The matter in dispute is a series of talks organized by the group, Columbia University College Republicans (CUCR), which according to some includes speakers who promote hatred against people of color and other minorities.

The Columbia University Black Students’ Organization (BSO) targeted the Republican group with a petition, demanding they be defunded and derecognized as a legitimate organization and that their funding is redistributed to student groups "who are targets of this hateful ideology" — they cite self-identified Muslim, women and trans groups, among others.

BSO claimed recent speakers Mike Cernovich and Tommy Robinson “pose a literal threat” to them.


The College Republicans event organizer believes the university’s alleged actions could lead to “mob rule.”

Instead of defunding, the Columbia College Student Council passed a resolution to file a discrimination and harassment report against CUCR, citing the group’s invitation of Cernovich and Robinson.

College Republicans president Aristotle Boosalis told Campus Reform it was like being investigated for a “thought crime,” adding it’s “a direct attack on our existence … because we think differently.”

It’s unclear where the investigation stands, but Boosalis believes the claims will be dropped ─ like previous ones have ─ because no rule has been violated.


“These students have to realize that if they’re going to limit someone else’s freedom of speech, they have to be willing to limit their own,” Boosalis told Fox News.

News of the investigation came as the Columbia Daily Spectator reported that Columbia Executive VP for University Life, Suzanne Goldberg, allegedly dropped investigations against students who disrupted Robinson’s Skyped-in speech weeks before.

Nineteen students had been placed under investigation for violating university rules of conduct and were banned from all CUCR events. On Monday, however, Goldberg allegedly sent an email informing the students of her decision to “informally resolve” the complaint and lifting the ban from CUCR events.

More than 100 faculty members signed a letter this week condemning the administration’s disciplinary approach to students’ right to protest.

A university spokesperson told Fox News the disciplinary action is confidential and could not comment.

The College Republicans event organizer believes the university’s alleged actions could lead to “mob rule.”

“I think it’s really important for the university to uphold their rules, no matter what has occurred, and no matter who is the perpetrator,” said CUCR president Boosalis.

“Why shouldn’t I cheat on a test? What do the rules of conduct mean? I think it’s dangerous for the president to let them go scot free at the end of the day because you’re showing that you’re not enforcing the rules,” he said.

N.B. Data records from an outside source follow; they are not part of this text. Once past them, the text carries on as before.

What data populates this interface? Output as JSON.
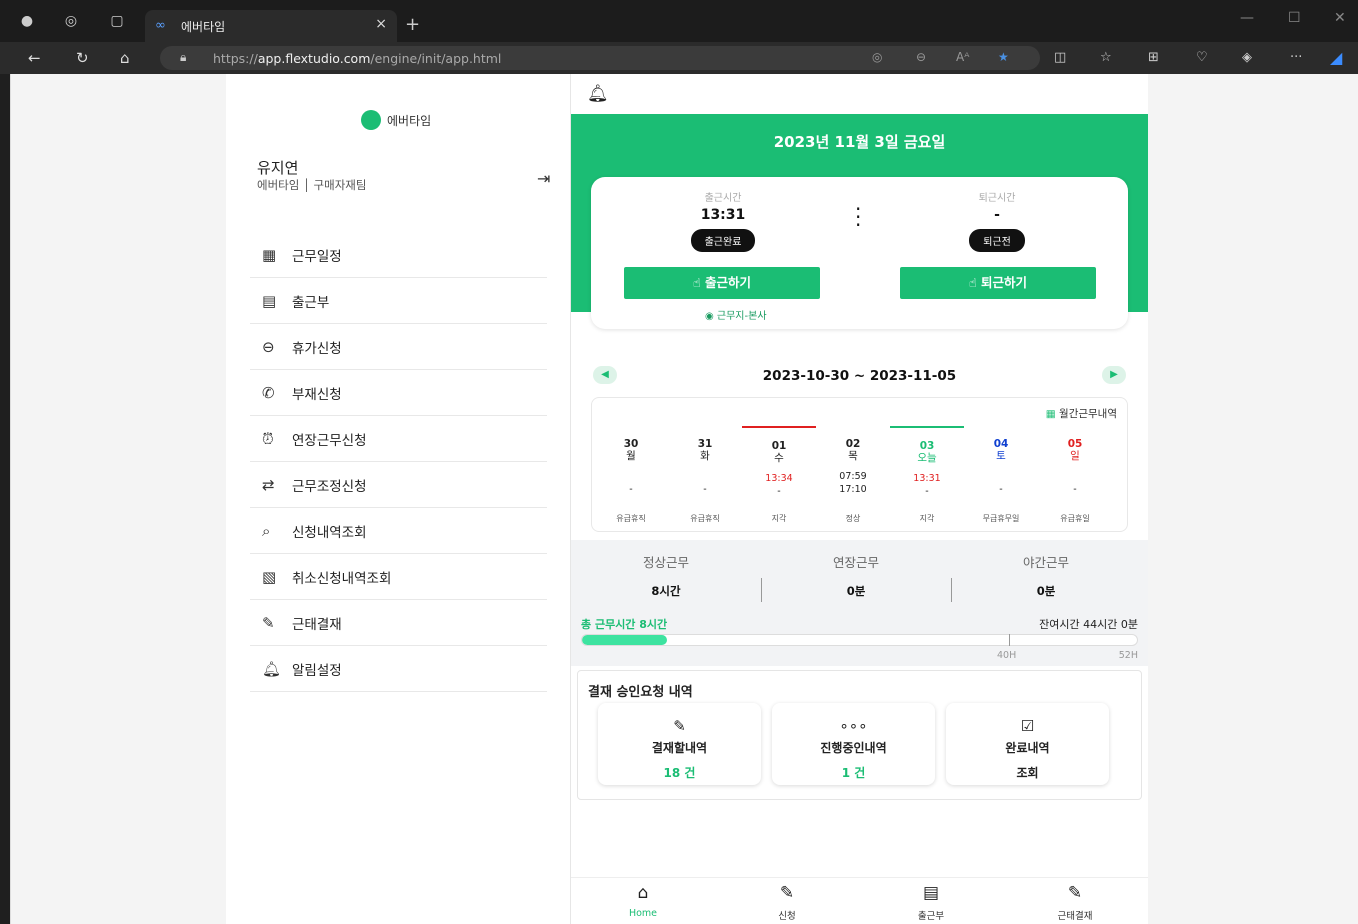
{
  "browser": {
    "tab_title": "에버타임",
    "url_prefix": "https://",
    "url_host": "app.flextudio.com",
    "url_path": "/engine/init/app.html"
  },
  "sidebar": {
    "logo_text": "에버타임",
    "user_name": "유지연",
    "user_org": "에버타임 │ 구매자재팀",
    "items": [
      {
        "label": "근무일정",
        "icon": "calendar-icon"
      },
      {
        "label": "출근부",
        "icon": "attendance-book-icon"
      },
      {
        "label": "휴가신청",
        "icon": "toggle-off-icon"
      },
      {
        "label": "부재신청",
        "icon": "phone-icon"
      },
      {
        "label": "연장근무신청",
        "icon": "alarm-clock-icon"
      },
      {
        "label": "근무조정신청",
        "icon": "swap-icon"
      },
      {
        "label": "신청내역조회",
        "icon": "search-document-icon"
      },
      {
        "label": "취소신청내역조회",
        "icon": "cancel-document-icon"
      },
      {
        "label": "근태결재",
        "icon": "approval-icon"
      },
      {
        "label": "알림설정",
        "icon": "bell-icon"
      }
    ]
  },
  "main": {
    "date_title": "2023년 11월 3일 금요일",
    "checkin": {
      "label": "출근시간",
      "time": "13:31",
      "status": "출근완료",
      "button": "출근하기"
    },
    "checkout": {
      "label": "퇴근시간",
      "time": "-",
      "status": "퇴근전",
      "button": "퇴근하기"
    },
    "location": "근무지-본사",
    "week_range": "2023-10-30 ~ 2023-11-05",
    "monthly_link": "월간근무내역",
    "days": [
      {
        "num": "30",
        "wd": "월",
        "t1": "",
        "t2": "-",
        "status": "유급휴직",
        "color": "normal"
      },
      {
        "num": "31",
        "wd": "화",
        "t1": "",
        "t2": "-",
        "status": "유급휴직",
        "color": "normal"
      },
      {
        "num": "01",
        "wd": "수",
        "t1": "13:34",
        "t2": "-",
        "status": "지각",
        "color": "normal"
      },
      {
        "num": "02",
        "wd": "목",
        "t1": "07:59",
        "t2": "17:10",
        "status": "정상",
        "color": "normal"
      },
      {
        "num": "03",
        "wd": "오늘",
        "t1": "13:31",
        "t2": "-",
        "status": "지각",
        "color": "green"
      },
      {
        "num": "04",
        "wd": "토",
        "t1": "",
        "t2": "-",
        "status": "무급휴무일",
        "color": "blue"
      },
      {
        "num": "05",
        "wd": "일",
        "t1": "",
        "t2": "-",
        "status": "유급휴일",
        "color": "red"
      }
    ],
    "summary": {
      "regular_label": "정상근무",
      "regular_value": "8시간",
      "overtime_label": "연장근무",
      "overtime_value": "0분",
      "night_label": "야간근무",
      "night_value": "0분",
      "total_label": "총 근무시간 8시간",
      "remain_label": "잔여시간 44시간 0분",
      "tick_40": "40H",
      "tick_52": "52H",
      "progress_hours": 8,
      "max_hours": 52
    },
    "approvals": {
      "title": "결재 승인요청 내역",
      "cards": [
        {
          "label": "결재할내역",
          "value": "18 건",
          "icon": "edit-icon"
        },
        {
          "label": "진행중인내역",
          "value": "1 건",
          "icon": "dots-icon"
        },
        {
          "label": "완료내역",
          "value": "조회",
          "icon": "checklist-icon"
        }
      ]
    },
    "bottom_nav": [
      {
        "label": "Home",
        "icon": "home-icon"
      },
      {
        "label": "신청",
        "icon": "edit-icon"
      },
      {
        "label": "출근부",
        "icon": "attendance-book-icon"
      },
      {
        "label": "근태결재",
        "icon": "approval-icon"
      }
    ]
  },
  "colors": {
    "brand": "#1bbd74",
    "late": "#e02020",
    "saturday": "#1040d0"
  }
}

Aside from a few profane interruptions and an alleged harassment of a female reporter outside the venue, CUCR’s Cernovich event went on as planned on Oct. 30.


CUCR plans to continue hosting weekly speakers, including an upcoming talk by Dennis Prager, to challenge the status quo on campus.

The College Republicans told Fox News they plan to invite White House and ex-White House officials next semester, which is sure to bring more protests and free speech debate on campus.

The Columbia University Black Students’ Organization and the Columbia College Student Council did not immediately respond to request for comment.